Around the Administration
Sen. Joe Manchin (D-W.Va.) is looking to meet with Federal Reserve Governor Lael Brainard and have a follow-up conversation with current Fed Chair Jerome Powell, according to a person familiar with the matter, as Biden prepares to decide who will lead the central bank. Manchin remains undecided about whether Powell or Brainard — the two contenders under consideration by Biden — would be best for the job, according to the person, who described the senator’s thinking on condition of anonymity. Manchin has repeatedly questioned the Fed’s bond-buying program this year amid a surge in inflation. Read more from Annmarie Hordern.
Meanwhile, progressive Democratic senators Jeff Merkley (Ore.) and Sheldon Whitehouse (R.I.) said they oppose the renomination of Powell to a second term, joining Sen. Elizabeth Warren (D-Mass.) in urging Biden to choose someone else. The lawmakers said in a statement released early today that Powell lacks a strong commitment to address the growing risks of climate change. Read more from Laura Litvan.
It’s too late for Biden to lower costs for travel over Thanksgiving. All eyes in the oil market have been on Biden to see whether his administration will announce a release from the Strategic Petroleum Reserve in a bid to keep energy costs under control. But even if those extra crude barrels hit the market immediately and sent futures down, it would likely be over a week before that would fully show up at the pump, says Patrick DeHaan, head of petroleum analysis at GasBuddy. Read more from Julia Fanzeres.
An interview is the only thing standing in the way of 10,000 qualified and vetted foreign nurses coming into the U.S. to palliate the crumbling health-care system.
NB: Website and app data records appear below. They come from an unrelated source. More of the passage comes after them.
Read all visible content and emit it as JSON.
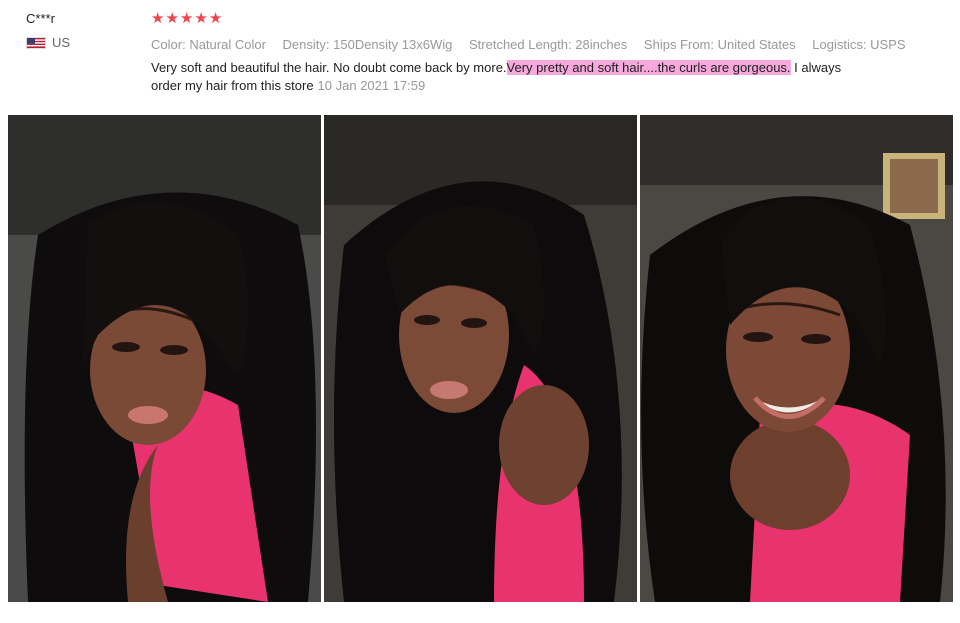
{
  "reviewer": {
    "name": "C***r",
    "country": "US"
  },
  "rating": {
    "stars": 5,
    "star_glyph": "★",
    "color": "#f0454e"
  },
  "attributes": [
    {
      "label": "Color:",
      "value": "Natural Color"
    },
    {
      "label": "Density:",
      "value": "150Density 13x6Wig"
    },
    {
      "label": "Stretched Length:",
      "value": "28inches"
    },
    {
      "label": "Ships From:",
      "value": "United States"
    },
    {
      "label": "Logistics:",
      "value": "USPS"
    }
  ],
  "review": {
    "text_part1": "Very soft and beautiful the hair. No doubt come back by more.",
    "text_highlight": "Very pretty and soft hair....the curls are gorgeous.",
    "text_part2": " I always order my hair from this store",
    "date": "10 Jan 2021 17:59",
    "highlight_color": "#f7a8dc"
  },
  "photos": [
    {
      "name": "review-photo-1"
    },
    {
      "name": "review-photo-2"
    },
    {
      "name": "review-photo-3"
    }
  ]
}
These nurses seeking permanent residency have passed a licensure exam, submitted paperwork, and accepted jobs in the U.S., but they’re stuck in a holding pattern because of a bottleneck at that last stage of visa processing that requires an interview at the U.S. consulate in an applicant’s country of origin. Allie Reed and Andrew Kreighbaum have more.
Workers who would otherwise lose their jobs when their employer’s federal contract ends would be at the front of the line for jobs on the next one, under a new executive order Biden signed yesterday. The order directs federal agencies to include a clause in re-issued services contracts to provide a predecessor’s employees right of first refusal to maintain their employment. The Department of Labor will finalize details of the policy by spring 2022. Read more from Courtney Rozen.
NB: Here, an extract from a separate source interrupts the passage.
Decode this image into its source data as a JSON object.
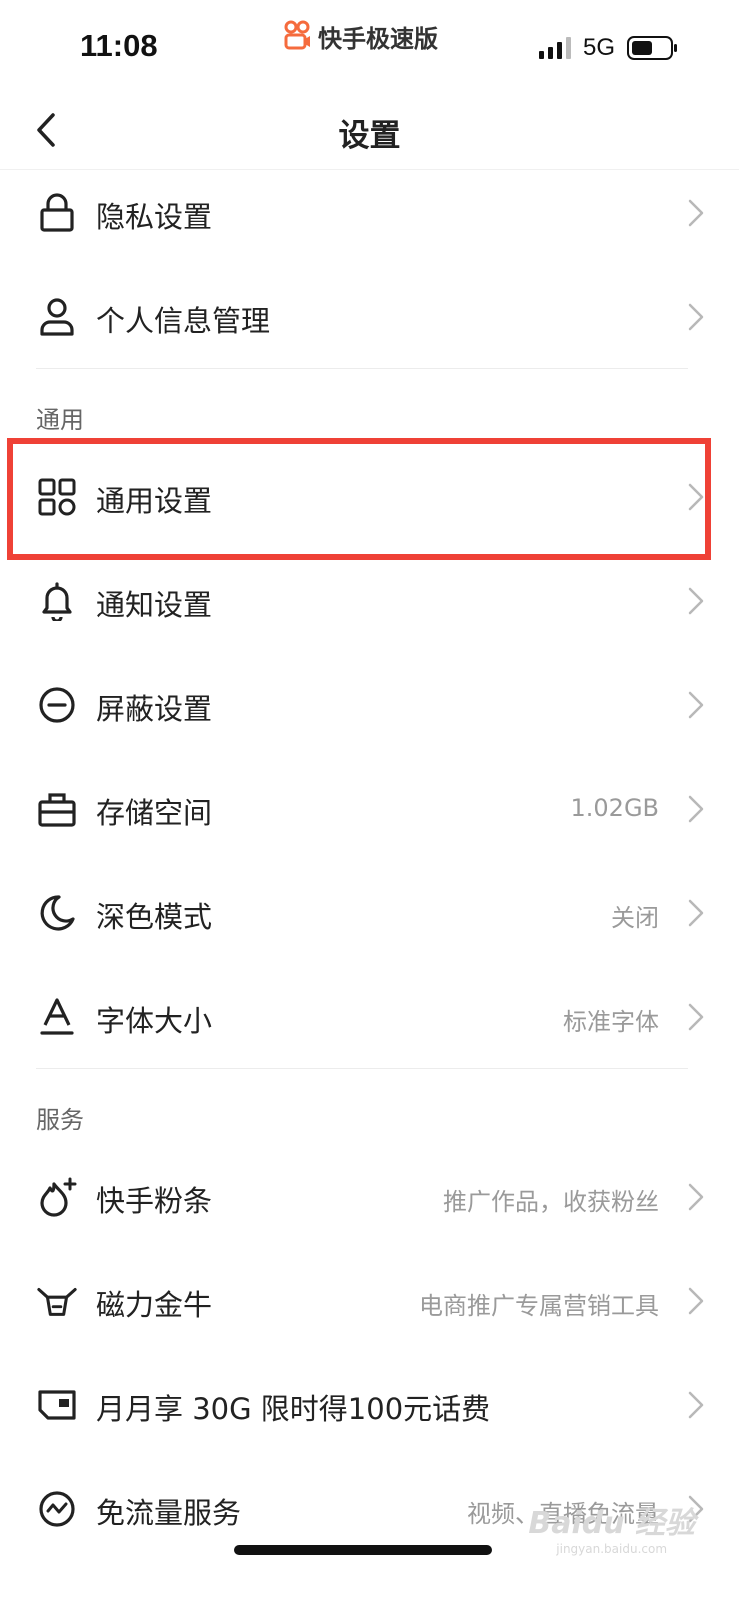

The U.S. Treasury’s top climate adviser urged wealthy nations to make clear commitments to cutting emissions by the end of the decade, in a thinly veiled swipe at holdouts like Australia. John Morton, Treasury’s first climate counselor, said he wants developed economies over the final six weeks of the year to “step forward with extremely clear commitments around 2030 targets related to their operations.” Read more from Matthew Burgess.